The way I see it is that I'm doing everything I can to prevent diseases. Exercising , keeping weight down, don't smoke etc. Despite everything , one cannot control fully who has a heart attack and who does not.. a lot is a random occurrence...

Just my tuppence worth..
Md19806 h, 13 m ago

If you're overweight you should check your blood sugars, there are devices …If you're overweight you should check your blood sugars, there are devices you can buy for £30 quid which will give you a basic test that takes less than 10 seconds. Essentially you prick your finger and place a droplet on a test strip that an electronic reader analyses. I am a Type 2 Diabetic and I'm on Metformin, but since I avoided seeing the doctor for many years, I wasn't diagnosed until it was too late, but at least now I'm adopting a healthier lifestyle (except for the few Ferrero Rocher Deals!). No matter what method you use, this deal, your GP, the home device - Check it, because you don't want to start having parts of your being amputated due to Diabetes.
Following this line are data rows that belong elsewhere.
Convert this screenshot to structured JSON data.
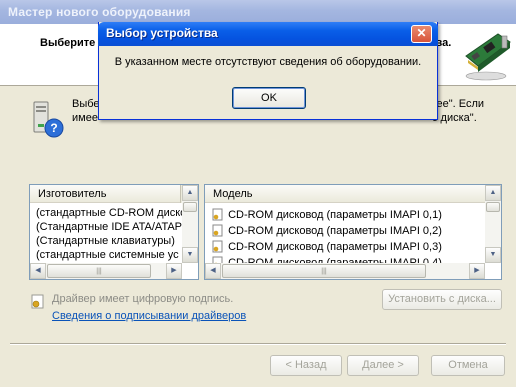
{
  "wizard": {
    "title": "Мастер нового оборудования",
    "header_title_left": "Выберите",
    "header_title_right": "ства.",
    "desc_line1_left": "Выбе",
    "desc_line2_left": "имее",
    "desc_line1_right": "алее\". Если",
    "desc_line2_right": "с диска\".",
    "manufacturer_header": "Изготовитель",
    "manufacturers": [
      "(стандартные CD-ROM диско",
      "(Стандартные IDE ATA/ATAP",
      "(Стандартные клавиатуры)",
      "(стандартные системные ус"
    ],
    "model_header": "Модель",
    "models": [
      "CD-ROM дисковод (параметры IMAPI 0,1)",
      "CD-ROM дисковод (параметры IMAPI 0,2)",
      "CD-ROM дисковод (параметры IMAPI 0,3)",
      "CD-ROM дисковод (параметры IMAPI 0,4)"
    ],
    "signed_driver_text": "Драйвер имеет цифровую подпись.",
    "signing_link": "Сведения о подписывании драйверов",
    "have_disk_button": "Установить с диска...",
    "back_button": "< Назад",
    "next_button": "Далее >",
    "cancel_button": "Отмена"
  },
  "dialog": {
    "title": "Выбор устройства",
    "message": "В указанном месте отсутствуют сведения об оборудовании.",
    "ok_button": "OK",
    "close_glyph": "✕"
  },
  "icons": {
    "hardware": "network-card-icon",
    "device_question": "device-help-icon",
    "driver": "driver-icon",
    "signature": "certificate-icon"
  },
  "colors": {
    "dialog_title": "#0553e0",
    "link": "#0a53b8"
  }
}
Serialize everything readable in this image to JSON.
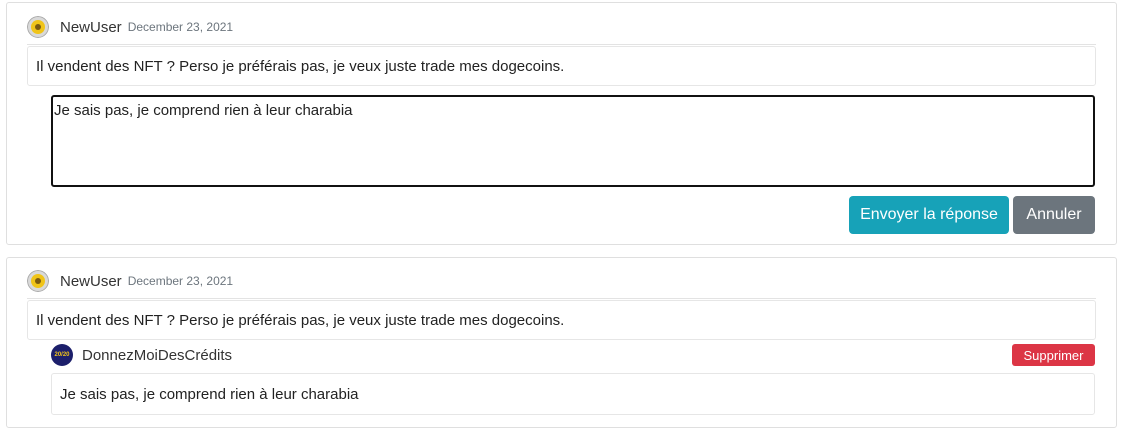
{
  "posts": [
    {
      "author": "NewUser",
      "date": "December 23, 2021",
      "message": "Il vendent des NFT ? Perso je préférais pas, je veux juste trade mes dogecoins.",
      "reply_draft": "Je sais pas, je comprend rien à leur charabia",
      "send_label": "Envoyer la réponse",
      "cancel_label": "Annuler"
    },
    {
      "author": "NewUser",
      "date": "December 23, 2021",
      "message": "Il vendent des NFT ? Perso je préférais pas, je veux juste trade mes dogecoins.",
      "reply": {
        "author": "DonnezMoiDesCrédits",
        "message": "Je sais pas, je comprend rien à leur charabia",
        "delete_label": "Supprimer",
        "avatar_text": "20/20"
      }
    }
  ],
  "colors": {
    "send": "#17a2b8",
    "cancel": "#6c757d",
    "delete": "#dc3545"
  }
}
I realise now that for me, the first signs were hot hands and feet, and tingling sensations (Pins and Needles) in my joints which is called peripheral neuropathy. Since I have adopted a healthier diet my blood sugars have lowered and so I experience less of these effects, but unfortunately there is no cure for nerve damage and diabetes is a progressive disease. However I have read some interesting studies where some patients have seen remarkable improvement on an 800 calorie low carb diet (Check the Newcastle Diet - named after the place it took place). I don't endorse it but I have had a lot of success with low carb and intermittent fasting and am steadily dropping about half a kilo a week with it and exercise for 2-3 times a week. Just wished I started earlier, and had know about my high blood sugar. So get checking!


Been told I'm pre diabetic for many years. Going for nerve damage tests tomorrow. Hot hands and feet and tingling but nobody seems to be able to tell me what it is. Sounds like you have the same as me. Have you anymore info about this. It's driving me insane!
Post a comment
Avatar
@
    Text